Where did the money go? And, what attracted investors to invest?
According to the SEC, between December 2007 and August of 2009, Albert Kaleta and his investment firm, Kaleta Capital Management, sold $10 million in promissory notes, telling investors the money would be loaned to small businesses at 12 percent to 14 percent interest. Instead, the SEC said, it went to the money-losing radio network and an affilated investment advisory firm, Daniel Frishberg Financial Services, also known as DFFS Capital Management.
NOTE: Whenever you are promised an investment return that is better than most folks can normally get…you have a good chance of being scammed! This is the first rule of avoiding a Ponzi scheme and while this may not technically qualify as a Ponzi scheme…if it were allowed to continue, it would likely have morphed into one.
On Nov. 13, 2009, the Commission sued Albert Fase Kaleta and his company, Kaleta Capital Management, Inc. (KCM), in the United States District Court in Houston, Texas. The Commission alleges that Kaleta and KCM defrauded investors in the offer and sale of KCM-issued promissory notes in an offering that raised $10 million from approximately 50 investors. The Commission also sued two other entities, Business Radio Network, L.P. d/b/a BizRadio (BizRadio) and Daniel Frishberg Financial Services, Inc. (d/b/a DFFS Capital Management, Inc.) (DFFS) as Relief Defendants solely for the purposes of equitable relief.
Kaleta and Dan Frishberg, who appears on BizRadio as “The Money Man,” were among the network’s founders. Kaleta also was part owner and chief compliance officer for DFFS. There is little doubt that Kaleta and/or Frishberg didn’t know what they were doing.
NOTE: When money that is “supposed” to go into ‘small businesses’ and instead is diverted…that would be a warning sign that a fraud is beginning. Now, realistically, the victims wouldn’t know as most fund diversions are kept from the public eye. In this case, it would seem that luck (if you can call it that) intervened through the worst recession we’ve experienced in years. More than likely the purported investment scam would have continued if the economy was robust.
The Commission alleges that Kaleta lied to investors about the intended uses of offering proceeds. Among other things, the Commission contends that Kaleta took approximately $1.5 million of the offering proceeds to pay personal expenses.
NOTE: Like most of the Ponzi schemes I’ve reported on…a common thread is the use of “investment funds” for personal expenses. Hint…this doesn’t look or smell like it was legitimate. Again, timing is everything. Madoff was fortunate in that his fraud spanned many years but, like most, imploded when the economy took a nosedive.
Without admitting or denying the complaint’s allegations, Kaleta and KCM have consented to permanent injunctions against future violations of the antifraud provisions, as well as an order appointing a receiver. The Court will determine the amount of disgorgement and civil penalty that will be assessed against Kaleta and KCM.

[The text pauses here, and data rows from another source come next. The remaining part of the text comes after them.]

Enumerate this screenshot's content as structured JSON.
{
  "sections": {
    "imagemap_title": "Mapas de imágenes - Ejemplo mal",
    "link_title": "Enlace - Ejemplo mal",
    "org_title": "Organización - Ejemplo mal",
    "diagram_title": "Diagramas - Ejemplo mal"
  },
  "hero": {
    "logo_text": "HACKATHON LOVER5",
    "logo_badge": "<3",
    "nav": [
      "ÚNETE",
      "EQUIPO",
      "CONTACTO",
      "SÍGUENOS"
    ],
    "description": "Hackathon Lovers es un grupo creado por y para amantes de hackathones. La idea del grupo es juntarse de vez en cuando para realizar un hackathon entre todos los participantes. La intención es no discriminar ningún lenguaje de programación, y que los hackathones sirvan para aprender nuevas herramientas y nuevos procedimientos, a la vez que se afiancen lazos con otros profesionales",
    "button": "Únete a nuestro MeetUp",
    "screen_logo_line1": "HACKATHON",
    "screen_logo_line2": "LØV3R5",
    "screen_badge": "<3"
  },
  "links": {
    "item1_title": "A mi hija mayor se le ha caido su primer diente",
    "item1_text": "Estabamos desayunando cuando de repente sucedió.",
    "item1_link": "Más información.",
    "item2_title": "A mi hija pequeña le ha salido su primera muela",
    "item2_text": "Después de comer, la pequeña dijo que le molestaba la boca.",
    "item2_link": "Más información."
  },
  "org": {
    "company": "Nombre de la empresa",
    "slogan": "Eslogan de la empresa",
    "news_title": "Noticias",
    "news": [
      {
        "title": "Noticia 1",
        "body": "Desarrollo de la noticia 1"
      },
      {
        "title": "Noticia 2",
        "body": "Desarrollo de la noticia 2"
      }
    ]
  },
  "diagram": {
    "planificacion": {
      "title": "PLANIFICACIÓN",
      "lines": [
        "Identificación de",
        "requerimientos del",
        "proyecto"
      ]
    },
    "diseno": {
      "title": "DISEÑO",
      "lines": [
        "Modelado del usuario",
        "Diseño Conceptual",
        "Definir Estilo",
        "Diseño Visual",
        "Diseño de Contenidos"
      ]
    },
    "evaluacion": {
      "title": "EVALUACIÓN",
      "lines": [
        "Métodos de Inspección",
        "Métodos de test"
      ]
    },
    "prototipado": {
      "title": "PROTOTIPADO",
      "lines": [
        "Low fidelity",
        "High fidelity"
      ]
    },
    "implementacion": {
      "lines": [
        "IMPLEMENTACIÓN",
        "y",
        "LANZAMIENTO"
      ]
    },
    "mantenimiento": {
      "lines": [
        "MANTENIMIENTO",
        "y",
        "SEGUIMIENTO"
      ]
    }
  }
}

Named as “equitable relief defendants,” BizRadio and Daniel Frishberg Financial Services, also known as DFFS Capital Management share a responsibility to repay the money.
According to the Houston Chronicle – “In order to reverse what injustice has taken place here, so that the victims of this fraud can be made whole, what we’re seeking is that the relief defendants relinquish their possession of assets to which they have no rightful claim,” said Timothy McCole,the SEC attorney handling the case.
Frishberg said he and Kaleta are no longer partners. His firm and BizRadio will repay the debt under the terms of the promissory notes, he said.
“We’re eager to have them hurry up and appoint a receiver and get it going,” he said.
In a time when trust in financial professionals is at a low, I wonder what position Daniel Frishberg is taking here in early 2010 when it comes to the repayment of investors?
Are we finding transparency when it comes to the operation of BizRadio?
It seems that BizRadio often is jumping from station to station – especially in the Dallas, TX marketplace. Is that a result of financial stress on the station since the flow of (what would appear to be) misappropriated investor funds has dried up?
COMMENTS ARE WELCOME!
The following is on the BizRadio web site:
We are off the air for the first time since 2005, but at our headquarters, we are as busy as we have ever been. We are using this time to make some major improvements in our operations that will benefit our audience and our investors.
We will be back on the air very soon, and we will make an important announcement about the future of BizRadio in the next week.
For the latest update, please continue to check back here at BizRadio.com